Voter turnout can make or break your career in politics. Of course, your party has strong democratic ethics, and you want to make sure all voters will participate. Unfortunately, not everyone has the opportunity or the intention to vote.
What groups of people may be prevented from voting or may decide not to participate in voting?
Your challenge is to address voter turnout. Use Further Research and Canadian Documents to research and make a list of groups of people that may not have strong voter turnout.
In 250 words, summarize one or two key issues affecting voter turnout. Explain two or three strategies that you will use to address this issue. Consider new ways to encourage voter participation, anticipate any challenges that might arise, and outline a logical plan to accomplish your goals.

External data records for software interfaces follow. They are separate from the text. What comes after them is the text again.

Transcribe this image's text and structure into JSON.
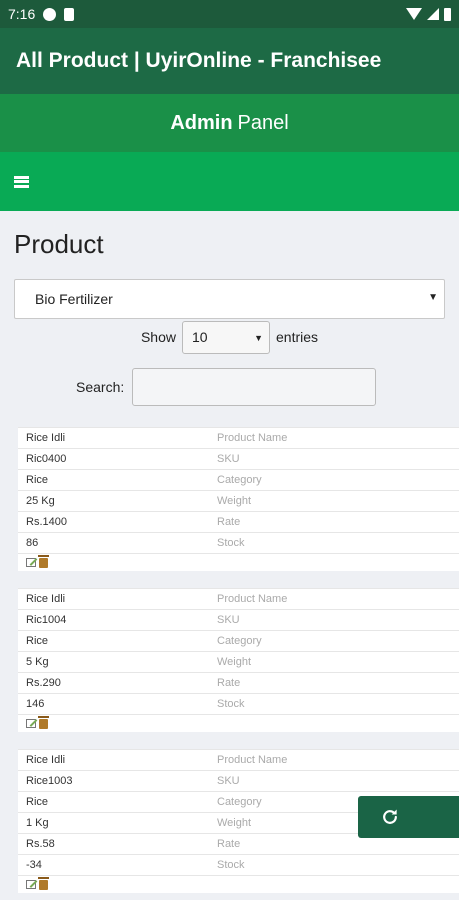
{
  "status_bar": {
    "time": "7:16"
  },
  "app_bar": {
    "title": "All Product | UyirOnline - Franchisee"
  },
  "admin_bar": {
    "bold": "Admin",
    "light": "Panel"
  },
  "page": {
    "title": "Product"
  },
  "category_select": {
    "value": "Bio Fertilizer"
  },
  "entries": {
    "show_label": "Show",
    "value": "10",
    "suffix_label": "entries"
  },
  "search": {
    "label": "Search:",
    "value": ""
  },
  "field_labels": [
    "Product Name",
    "SKU",
    "Category",
    "Weight",
    "Rate",
    "Stock"
  ],
  "products": [
    {
      "name": "Rice Idli",
      "sku": "Ric0400",
      "category": "Rice",
      "weight": "25 Kg",
      "rate": "Rs.1400",
      "stock": "86"
    },
    {
      "name": "Rice Idli",
      "sku": "Ric1004",
      "category": "Rice",
      "weight": "5 Kg",
      "rate": "Rs.290",
      "stock": "146"
    },
    {
      "name": "Rice Idli",
      "sku": "Rice1003",
      "category": "Rice",
      "weight": "1 Kg",
      "rate": "Rs.58",
      "stock": "-34"
    }
  ],
  "icons": {
    "menu": "hamburger-icon",
    "edit": "edit-icon",
    "delete": "trash-icon",
    "refresh": "refresh-icon"
  },
  "colors": {
    "status_bar": "#1d5a3b",
    "app_bar": "#1d6a45",
    "admin_bar": "#1a9048",
    "menu_bar": "#09aa55",
    "fab": "#1a6446"
  }
}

Canadian nursing sisters in France voting in the Canadian federal election, December 1917 [ Source ]
Explore The Canadian State Political Library, a digital collection of historical books related to Canadian politics and government.